So here’s an idea. Trace your child’s hand onto cotton or silk fabric. Put it in a hoop or fuse it to batting for stability (this is how the Hand of Fortune embroidery is done). Basic stitches like the Running Stitch, Stem Stitches, and Cross Stitches are easy to learn. Older children can learn Lazy Daisy Stitches and French Knots.
That’s all you need to have fun. Teach a kid to stitch.
Free-Form embroidery on wool by Sarah.
Thank you all for leaving comments for the wool scraps give-away. It’s always fun to hear about you’re creative plans. We all have such active imaginations that must be nourished with art making! And speaking of creativity, isn’t this embroidery by one of my students beautiful? Thank you Sarah for sharing your artwork with us.
I must admit, I owe my love of wool stitchery to my new book, Joyful Stitching. Writing the book taught me so much about the joy of free-form embroidery. (You can read a recent review of the book here.)
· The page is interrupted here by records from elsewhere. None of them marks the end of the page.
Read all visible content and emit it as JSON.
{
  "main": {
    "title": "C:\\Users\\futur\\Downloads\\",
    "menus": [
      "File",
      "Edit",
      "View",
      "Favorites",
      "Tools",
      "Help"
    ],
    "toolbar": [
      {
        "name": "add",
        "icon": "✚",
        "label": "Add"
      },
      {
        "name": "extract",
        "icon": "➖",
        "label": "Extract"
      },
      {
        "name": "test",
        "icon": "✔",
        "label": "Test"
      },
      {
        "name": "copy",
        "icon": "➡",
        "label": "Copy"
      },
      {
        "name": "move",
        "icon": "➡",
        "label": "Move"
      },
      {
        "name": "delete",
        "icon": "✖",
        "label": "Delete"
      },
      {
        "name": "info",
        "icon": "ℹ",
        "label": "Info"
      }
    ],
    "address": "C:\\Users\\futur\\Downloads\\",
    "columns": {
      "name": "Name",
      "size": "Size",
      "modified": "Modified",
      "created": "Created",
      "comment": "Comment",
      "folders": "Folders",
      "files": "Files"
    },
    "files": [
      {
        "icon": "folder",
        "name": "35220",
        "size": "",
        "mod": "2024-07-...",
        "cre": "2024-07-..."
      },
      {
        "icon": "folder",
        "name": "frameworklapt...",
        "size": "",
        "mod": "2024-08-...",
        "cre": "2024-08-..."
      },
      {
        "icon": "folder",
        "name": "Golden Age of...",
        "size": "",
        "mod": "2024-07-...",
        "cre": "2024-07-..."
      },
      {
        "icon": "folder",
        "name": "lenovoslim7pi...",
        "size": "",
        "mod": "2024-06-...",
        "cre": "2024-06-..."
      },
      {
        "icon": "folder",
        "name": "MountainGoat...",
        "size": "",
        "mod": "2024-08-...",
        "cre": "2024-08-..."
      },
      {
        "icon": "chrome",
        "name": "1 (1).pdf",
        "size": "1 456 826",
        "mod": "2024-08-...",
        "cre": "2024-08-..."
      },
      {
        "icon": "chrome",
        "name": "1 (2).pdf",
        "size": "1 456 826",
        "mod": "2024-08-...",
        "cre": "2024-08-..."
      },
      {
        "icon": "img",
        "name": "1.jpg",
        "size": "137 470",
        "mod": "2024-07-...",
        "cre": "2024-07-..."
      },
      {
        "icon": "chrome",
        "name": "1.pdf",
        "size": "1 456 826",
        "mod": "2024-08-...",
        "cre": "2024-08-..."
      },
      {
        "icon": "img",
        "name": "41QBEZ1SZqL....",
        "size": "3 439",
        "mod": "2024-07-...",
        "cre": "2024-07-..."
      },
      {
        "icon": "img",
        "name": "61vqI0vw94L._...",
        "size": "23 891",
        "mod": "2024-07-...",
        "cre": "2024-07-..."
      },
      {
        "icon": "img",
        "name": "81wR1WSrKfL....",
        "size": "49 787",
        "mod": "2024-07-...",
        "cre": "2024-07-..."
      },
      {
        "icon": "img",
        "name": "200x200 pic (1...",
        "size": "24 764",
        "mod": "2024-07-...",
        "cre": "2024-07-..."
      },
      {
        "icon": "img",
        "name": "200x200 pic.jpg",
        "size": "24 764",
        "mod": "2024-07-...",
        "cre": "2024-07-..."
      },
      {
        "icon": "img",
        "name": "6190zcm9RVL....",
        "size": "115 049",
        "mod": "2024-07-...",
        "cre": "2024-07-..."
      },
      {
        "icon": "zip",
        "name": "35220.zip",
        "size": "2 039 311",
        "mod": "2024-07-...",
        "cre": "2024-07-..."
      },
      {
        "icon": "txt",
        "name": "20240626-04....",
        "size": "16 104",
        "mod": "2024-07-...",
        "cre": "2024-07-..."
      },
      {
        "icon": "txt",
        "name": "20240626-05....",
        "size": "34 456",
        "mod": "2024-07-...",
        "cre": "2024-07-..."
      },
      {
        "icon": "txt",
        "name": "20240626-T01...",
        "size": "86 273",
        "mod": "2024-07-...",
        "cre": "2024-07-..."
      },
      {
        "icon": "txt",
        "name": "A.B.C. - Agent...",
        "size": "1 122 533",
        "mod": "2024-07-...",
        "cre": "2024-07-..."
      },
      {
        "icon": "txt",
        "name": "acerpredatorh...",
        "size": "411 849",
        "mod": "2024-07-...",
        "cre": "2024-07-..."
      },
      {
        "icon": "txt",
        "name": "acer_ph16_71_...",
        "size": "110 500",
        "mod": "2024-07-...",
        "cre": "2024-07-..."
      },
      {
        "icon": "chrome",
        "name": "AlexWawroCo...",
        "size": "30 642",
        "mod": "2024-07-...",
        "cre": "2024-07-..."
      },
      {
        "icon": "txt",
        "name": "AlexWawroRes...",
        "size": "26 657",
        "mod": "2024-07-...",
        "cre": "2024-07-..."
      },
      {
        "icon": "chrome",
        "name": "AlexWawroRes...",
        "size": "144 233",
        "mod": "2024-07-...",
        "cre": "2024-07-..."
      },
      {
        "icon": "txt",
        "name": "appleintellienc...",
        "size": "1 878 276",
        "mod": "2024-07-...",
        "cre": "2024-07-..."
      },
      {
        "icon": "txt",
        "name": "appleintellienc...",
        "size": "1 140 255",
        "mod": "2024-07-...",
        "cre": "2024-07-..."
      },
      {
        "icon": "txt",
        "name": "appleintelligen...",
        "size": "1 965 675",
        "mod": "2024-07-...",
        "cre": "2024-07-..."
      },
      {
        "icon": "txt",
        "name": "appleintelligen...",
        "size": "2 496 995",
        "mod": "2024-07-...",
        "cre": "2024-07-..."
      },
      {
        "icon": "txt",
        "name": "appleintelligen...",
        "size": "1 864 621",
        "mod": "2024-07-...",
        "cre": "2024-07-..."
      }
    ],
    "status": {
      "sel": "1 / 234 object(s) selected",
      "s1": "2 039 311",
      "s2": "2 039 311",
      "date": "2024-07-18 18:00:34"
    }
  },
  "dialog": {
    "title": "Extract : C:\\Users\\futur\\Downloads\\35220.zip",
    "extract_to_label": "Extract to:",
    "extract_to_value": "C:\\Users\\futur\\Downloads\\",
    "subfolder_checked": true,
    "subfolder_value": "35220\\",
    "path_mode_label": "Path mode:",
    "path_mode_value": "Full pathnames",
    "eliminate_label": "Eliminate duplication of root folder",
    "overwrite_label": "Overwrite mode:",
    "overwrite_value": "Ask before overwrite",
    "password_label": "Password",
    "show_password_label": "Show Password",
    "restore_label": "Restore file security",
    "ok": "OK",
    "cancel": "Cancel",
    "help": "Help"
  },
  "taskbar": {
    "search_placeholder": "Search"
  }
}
And now for the lucky winner of the package of wool scraps. I’ll be sending it out to: Jackie of Colorado.
Thank you all and keep on stitching!
Stitching on wool by Paula.
Your needle and thread glide through wool fabric with a satisfying ease. Hand embroidery on wool makes for rich texture and pattern like Paula’s inventive design above. Her free-form flower, a sampler of colorful stitch combinations, has even attracted a honey bee!
Are you attracted to wool stitchery too?
Soon I’ll be teaching my Improvisational Hand Embroidery on Wool class at the World Quilt New England, in Manchester, NH. Students like Paula, will design their own artwork, transfer it to wool, and stitch with a selection of hand dyed threads.
I hope you can join me!
Unable to visit with me in New Hampshire?
Then please leave a comment on today’s blog and you may be the lucky winner of a bag of small wool scraps plus a skein of hand-dyed floss to start your own wool project.
Today my students in Sisters, OR begin their embroidered gardens. They will design their own work beginning with a sketch. Then they’ll add free-form hand embroidery to hand dyed silk fabric fused to batting. Stitchers are so inventive. I can’t wait to see what they come up with!
Want to join them? The Embroidered Garden Tutorial shows you the steps my students will take to prepare their silk fabrics for stitching. Plus you’ll find directions on how to make this blue tree in a woodland garden. Have fun!